The study presents data from 56 institutional digital repositories from eleven countries, including the USA, Canada, Australia, Germany, South Africa, India, Turkey and other countries. The 121-page study presents more than 200 tables of data and commentary and is based on data from higher education libraries and other institutions involved in institutional digital repository development.The web site gives a table of contents and a short sample.
In more than 300 tables and associated commentary the report describes norms and benchmarks for budgets, software use, manpower needs and deployment, financing, usage, marketing and other facets of the management of international digital repositories.
The report helps to answer questions such as: who contributes to the repositories and on what terms? Who uses the repositories? What do they contain and how fast are they growing, in terms of content and end use? What measures have repositories used to gain faculty and other researcher participation? How successful have these methods been? How has the repository been marketed and cataloged? What has been the financial impact? Data is broken out by size and type of institution for easier benchmarking.

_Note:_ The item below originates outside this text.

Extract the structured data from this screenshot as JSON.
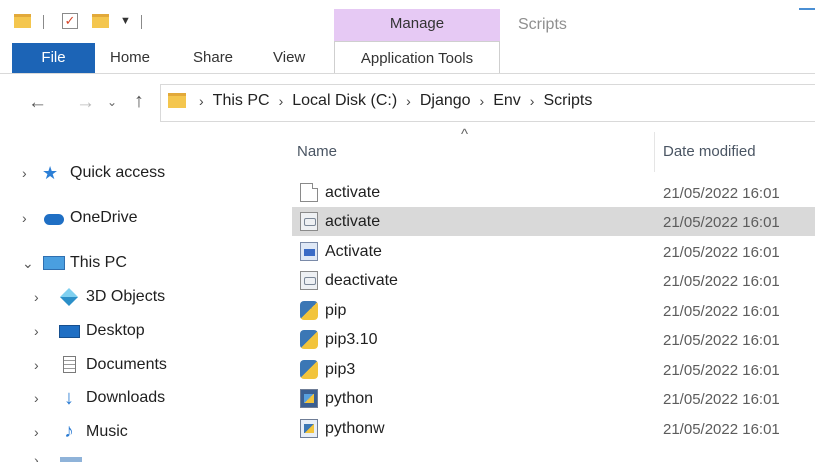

If you've never ordered a professional report before, you're first question will be "is it worth it?" Good question. EUR 96 ($138) may not be a lot of money for some organizations. And it might be what some are willing to pay for specific pieces of data. Experience has taught me that if you are willing to pay the report's cost for a few key data points, then it's worth it. For example, are they specific pages in the table of contents that you view as being "must haves"? If the answer is "yes" and you can bear the cost, then do it. If you can't see any data that you need or the cost is too much, then don't order the report. It could be that the data is actually available elsewhere (sometimes that's true) or that you can use other -- more readily available data -- as a substitute.
Technorati tag: Digital Repositories